"The idea is that as humans have moved away from farms and an agricultural or hunter-gatherer existence into cities, we have lost contact with organisms that served to regulate our immune system and suppress inappropriate inflammation," explained Lowry. "That has put us at higher risk for inflammatory disease and stress-related psychiatric disorders."

University of Colorado Boulder

Christopher Lowry

This is not the first study on the subject from Lowry, who published previous work showing the connection between being exposed to healthy bacteria and mental health. He found that being raised with animals and dust in a rural environment helps children develop more stress-proof immune systems. Such kids were also likely to be less at risk for mental illnesses than people living in the city without pets.

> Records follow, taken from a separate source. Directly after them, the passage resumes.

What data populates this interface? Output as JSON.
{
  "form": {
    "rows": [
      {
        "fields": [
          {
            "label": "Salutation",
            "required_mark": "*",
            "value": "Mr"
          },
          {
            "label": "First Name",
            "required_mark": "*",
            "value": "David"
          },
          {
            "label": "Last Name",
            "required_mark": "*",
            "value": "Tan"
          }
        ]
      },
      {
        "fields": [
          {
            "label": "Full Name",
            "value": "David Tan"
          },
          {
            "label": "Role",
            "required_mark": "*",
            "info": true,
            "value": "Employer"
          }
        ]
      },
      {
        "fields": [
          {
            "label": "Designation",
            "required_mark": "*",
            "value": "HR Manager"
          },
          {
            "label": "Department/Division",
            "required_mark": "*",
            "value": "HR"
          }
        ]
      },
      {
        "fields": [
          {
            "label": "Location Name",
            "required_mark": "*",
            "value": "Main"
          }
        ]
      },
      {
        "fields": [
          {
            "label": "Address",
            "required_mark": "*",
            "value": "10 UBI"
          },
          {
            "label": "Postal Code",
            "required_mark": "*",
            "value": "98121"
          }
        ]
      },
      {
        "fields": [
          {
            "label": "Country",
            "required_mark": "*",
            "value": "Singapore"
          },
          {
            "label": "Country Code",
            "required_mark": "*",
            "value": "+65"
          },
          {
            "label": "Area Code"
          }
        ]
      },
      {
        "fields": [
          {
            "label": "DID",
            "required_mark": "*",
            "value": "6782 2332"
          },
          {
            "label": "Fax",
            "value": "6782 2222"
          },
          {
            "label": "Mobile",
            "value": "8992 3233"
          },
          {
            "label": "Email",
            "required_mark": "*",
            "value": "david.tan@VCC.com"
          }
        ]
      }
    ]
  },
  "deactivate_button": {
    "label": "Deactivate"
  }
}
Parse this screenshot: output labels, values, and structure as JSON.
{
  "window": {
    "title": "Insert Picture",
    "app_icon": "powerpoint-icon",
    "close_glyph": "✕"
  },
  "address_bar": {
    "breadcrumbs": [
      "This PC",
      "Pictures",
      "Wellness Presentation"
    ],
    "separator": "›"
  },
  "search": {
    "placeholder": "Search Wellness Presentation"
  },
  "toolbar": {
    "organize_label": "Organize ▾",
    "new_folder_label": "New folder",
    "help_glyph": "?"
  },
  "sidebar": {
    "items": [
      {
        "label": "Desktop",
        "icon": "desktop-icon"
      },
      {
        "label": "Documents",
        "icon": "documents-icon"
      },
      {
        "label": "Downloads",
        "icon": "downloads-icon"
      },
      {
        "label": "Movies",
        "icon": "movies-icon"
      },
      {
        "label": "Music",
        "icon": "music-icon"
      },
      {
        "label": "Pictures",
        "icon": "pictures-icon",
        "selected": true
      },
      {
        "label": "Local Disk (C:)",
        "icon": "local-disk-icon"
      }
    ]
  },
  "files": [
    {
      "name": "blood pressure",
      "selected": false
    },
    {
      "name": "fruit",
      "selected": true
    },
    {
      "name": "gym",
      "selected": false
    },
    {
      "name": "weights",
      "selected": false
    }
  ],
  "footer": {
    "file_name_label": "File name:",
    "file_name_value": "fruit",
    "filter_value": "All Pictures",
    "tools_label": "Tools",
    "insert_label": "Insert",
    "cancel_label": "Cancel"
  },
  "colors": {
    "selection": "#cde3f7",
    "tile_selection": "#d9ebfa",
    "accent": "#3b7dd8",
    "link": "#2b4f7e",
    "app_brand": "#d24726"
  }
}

Lowry's other work also pointed out that the soil-based bacterium Mycobacterium vaccae acts like an antidepressant when injected into rodents. It alters their behavior and has lasting anti-inflammatory effects on the brain, according to the press release from the University of Colorado Boulder. Prolonged inflammation can lead to such stress-related disorders as PTSD.

The new study from Lowry and his team identified why that worked by pinpointing the specific fatty acid responsible. They showed that when the 10(Z)-hexadecenoic acid gets into cells, it works like a lock, attaching itself to the peroxisome proliferator-activated receptor (PPAR). This allows it to block a number of key pathways responsible for inflammation. Pre-treating the cells with the acid (or lipid) made them withstand inflammation better.

Lowry thinks this understanding can lead to creating a "stress vaccine" that can be given to people in high-stress jobs, like first responders or soldiers. The vaccine can prevent the psychological effects of stress.

What's more, this friendly bacterium is not the only potentially helpful organism we can find in soil.

"This is just one strain of one species of one type of bacterium that is found in the soil but there are millions of other strains in soils," said Lowry. "We are just beginning to see the tip of the iceberg in terms of identifying the mechanisms through which they have evolved to keep us healthy. It should inspire awe in all of us."

Check out the study published in the journal Psychopharmacology.